Like many other young people, Michael bonded to meeting for business and worship sharing long before he had any comprehension of meeting for worship. The catch, of course, is that to participate effectively in meeting for business or worship sharing, you have to "get" sitting with expectation and acceptance in the Silence. From the results, the JYMers seemed to take to it as though born to it, and it is indeed supremely innate to the human spirit to sit together in a sacred circle. The year we adults at Pacific Yearly Meeting were struggling painfully with our somewhat legalistic minute on the civil right of same-sex marriage, JYM brought to plenary their own penetrating and simply worded minute. For the teens, the experience of connection with the Spirit leading to heartfelt action left a lasting imprint. For the rest of us, the JYM minute helped us to see past our conflicting emotion to the heart of the matter—to the reality of how much we do love and celebrate each other. And I believe that many of us, while loving the ring of truth, also loved that the message came from our children.

The girls entered JYM five years after Michael, my daughter Faith and first one friend (because it would be more fun with a friend) and then two more friends (because they heard about the good times and asked to come). By that time there was also a quarterly teen program and they all absolutely had to go every quarter—never mind the seven-hour drive each way. The exuberant energy of four girls, myself, and all our gear in a little Subaru was fantastic! The girls explained to me that teen Quaker gatherings were the place where they could be their real selves and be accepted—they could say whatever they wanted or needed to say. They talked intimately in worship-sharing mode about drugs, about relationships between men and women, and about sexual orientation. They thought together about war and about the planet. They learned to run meetings, to appoint clerks and committees, to plan their own gatherings, and to respond to things that happened at those gatherings. They rough-housed and stayed up late—sometimes just "hanging out" and sometimes in a late-night worship that would start at 11:00 and leave most of those gathered in tears. God bless their gifted (and often underappreciated) adult leaders who entered into and guided their community!
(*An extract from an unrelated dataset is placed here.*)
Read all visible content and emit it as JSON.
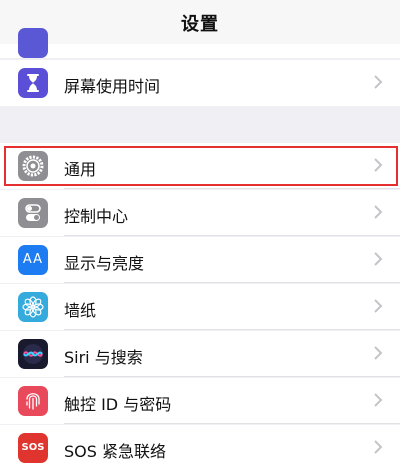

As young adults, four of five of these children are still actively involved with Quaker community: one a member of a meeting, another an attender, and another attending a Quaker college. Most notable, though, is that all four are active in the young people’s community that drew them to Quakerism in the first place—active in yearly meeting, and in the Western Young Friends New Year’s Gathering. It is a joy to watch them go off to New Year’s Gathering together and to share the deep commitments of their earnest young lives. My gratitude to the meetings that helped me raise them is deep.

The weakness of the teen meeting system that I experienced was its isolation from the rest of the community of Friends. Looking back, I have wished for these children to have also had the experience of being cherished by a monthly meeting from early childhood. I have heard adult Friends talk movingly of the love and acceptance they felt as children from elders in their monthly meeting. I also wish for more of the adults in our monthly meetings to share the life and light of the young people. So many young people drop out of meeting starting at around age 11—about the age when the great mystics of many traditions were experiencing their first searing mystical experiences—and about the age when the teen meetings were beginning to make their deep impression on the lives of the children in my care.

The Quaker abolitionist John Woolman was deeply fixed in his mid-20s on his concern for slaves and slaveholders. He traveled extensively in the ministry, speaking his message with earnest love. Where can we find among ourselves the young Woolmans of today? Are they embedded in our meetings, or have we cut many of them loose a decade or more earlier? If we as meetings could stay in contact with our teenagers, we might have more fire and less comfort—and that might well be a good thing for us and for the world!

Gail Eastwood

Gail Eastwood, a member of Humboldt Meeting in Arcata, Calif., is co-clerk of Pacific Yearly Meeting's Religious Education for Children Committee.